The forecast for Long Island calls for early snow and stiff winds Friday, before slowly clearing in the afternoon. The high temperature in some areas will be 18 degrees, although the wind chill will make it feel like 2 below zero. Winds up to 24 mph -- and an additional inch of snow -- is expected Friday.
Friday night will be mostly clear, with a low around 2 degrees, forecasters said.
Temperatures Saturday will reach 27 degrees, but with a wind chill of 3 below zero, the Weather Service said.
Flooding was a concern in coastal areas, still healing from Sandy's thrashing more than a year ago.
"We're looking for widespread minor flooding, with localized, moderate flooding possible along the south-facing Atlantic beaches and back bays," said Weather Service meteorologist Joe Pollina in Upton.
The LIE closure was for the entire length of the key arterial in Suffolk and Nassau.
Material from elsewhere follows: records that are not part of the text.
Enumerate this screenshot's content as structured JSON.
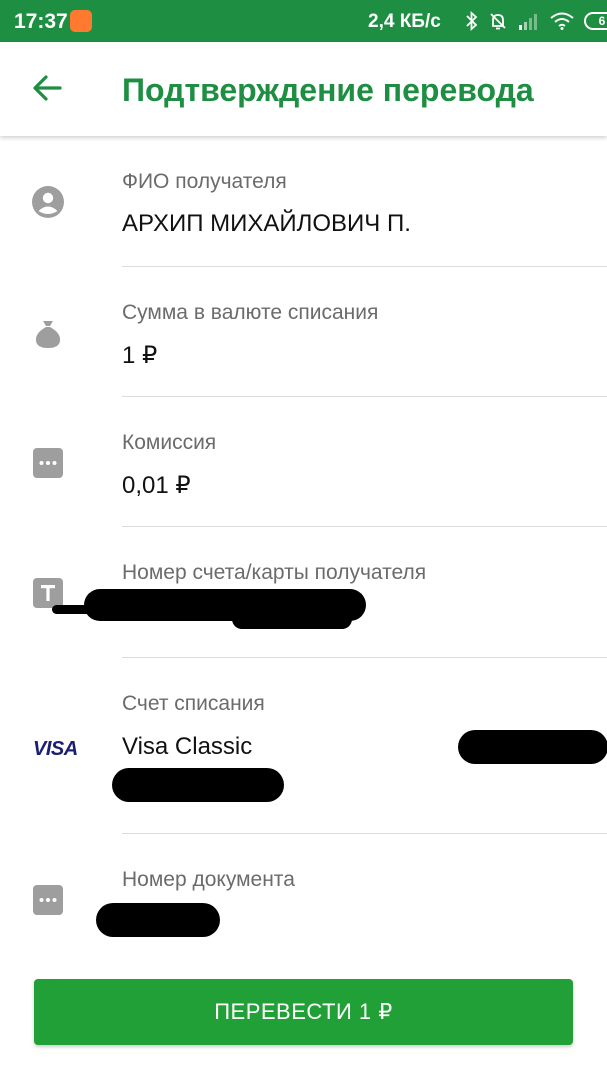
{
  "status_bar": {
    "time": "17:37",
    "network_speed": "2,4 КБ/с",
    "battery_level": "6",
    "icons": [
      "app-notification-icon",
      "bluetooth-icon",
      "mute-icon",
      "signal-icon",
      "wifi-icon",
      "battery-icon"
    ]
  },
  "header": {
    "title": "Подтверждение перевода",
    "back_icon": "arrow-back-icon"
  },
  "details": {
    "recipient": {
      "label": "ФИО получателя",
      "value": "АРХИП МИХАЙЛОВИЧ П.",
      "icon": "person-icon"
    },
    "amount": {
      "label": "Сумма в валюте списания",
      "value": "1 ₽",
      "icon": "money-bag-icon"
    },
    "commission": {
      "label": "Комиссия",
      "value": "0,01 ₽",
      "icon": "more-icon"
    },
    "account_number": {
      "label": "Номер счета/карты получателя",
      "icon": "text-t-icon"
    },
    "debit_account": {
      "label": "Счет списания",
      "value": "Visa Classic",
      "icon": "visa-logo",
      "logo_text": "VISA"
    },
    "document_number": {
      "label": "Номер документа",
      "icon": "more-icon"
    }
  },
  "action": {
    "button_label": "ПЕРЕВЕСТИ 1 ₽"
  },
  "colors": {
    "brand_green": "#1e8f42",
    "button_green": "#21a038",
    "icon_gray": "#9e9e9e",
    "visa_blue": "#1a1f71"
  }
}
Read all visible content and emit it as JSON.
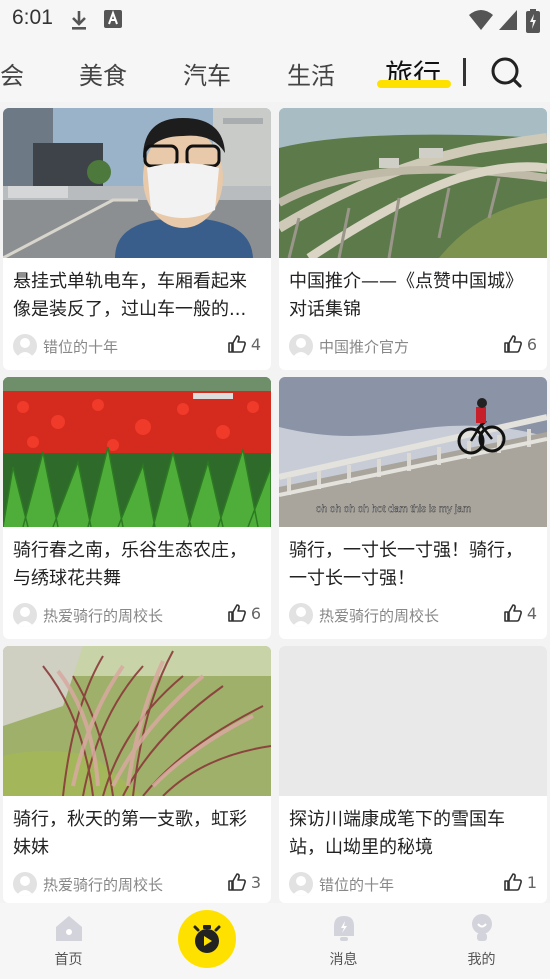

The expressway could reopen at 5 a.m. Friday, weather permitting, the governor's office said.
Suffolk County police said that Sunrise Highway and all state parkways were scheduled to remain open, but that could change as conditions worsened.
The MTA suspended express subway service starting at 5:45 p.m. Thursday for more than a dozen lines.
Advised to stay indoors
The storm is the first test for New York City Mayor Bill de Blasio, who met with staffers Thursday night to prepare.
His advice to the public: "Stay indoors to the maximum extent possible."
Even after liberal application of thousands of tons of salt on state roads and the use of a calcium-chloride preparation to keep melted snow from turning to ice, officials warned drivers of the danger of major roads becoming slick due to the cold.
Some motorists said worsening road conditions made them nervous to be out on the streets Thursday afternoon.
"You have to be a banana to want to drive in this weather," said Al Valentin, 70, of Shirley, who was at the Ronkonkoma train station picking up his son. "People are speeding, driving crazy and not using turn signals."
Valentin said once he got home, he'd stay there.
"It would have to be an emergency for me to go out and do anything," he said.
Among the officials declaring snow emergencies, Hempstead Supervisor Kate Murray announced a host of closures Friday: the parks department and senior programs scheduled for Friday were canceled along with transportation services to local senior centers.
Residents were asked to remove cars from town roadways so streets can be plowed, a request echoed by other towns.
"Hundreds of town workers will do their best to keep local roadways passable," Murray said in a statement. "Our employees will be working hard to clear streets from curb to curb, and can only be successful if their path is free of obstacles."
Even after the snow stops falling, flight delays will likely continue Friday.
Airlines have to get their planes to New York, but may face flying them in from areas also impacted by a winter storm, said officials with the Port Authority of New York and New Jersey, which operates the city's three airports.
All flights had been canceled as of 6 p.m. Thursday at Long Island MacArthur Airport. About 650 flights were canceled at Kennedy, LaGuardia and Newark Liberty airports, a Port Authority spokesman said.
The best advice for air travelers: check with your airline to see if planes are flying, said Thomas Bosco, the authority's interim director of aviation.
Bill Weiss usually drives into Manhattan for his job at an advertising agency. But he took the LIRR Thursday and was glad once he saw the snow sticking to the streets and sidewalks of Long Beach around 7:30 p.m.
"I'd hate to be behind the wheel in this," Weiss, 54, said near the LIRR station on Park Avenue. "This is one of those days where you leave the driving to someone else."
He said he'll work from his home in Long Beach's Canals neighborhood Friday.
With Ted Phillips, James T. Madore, Keith Herbert, Patrick Whittle, Emily Ngo, David Schwartz, Alfonso Castillo, William Murphy and Bill Bleyer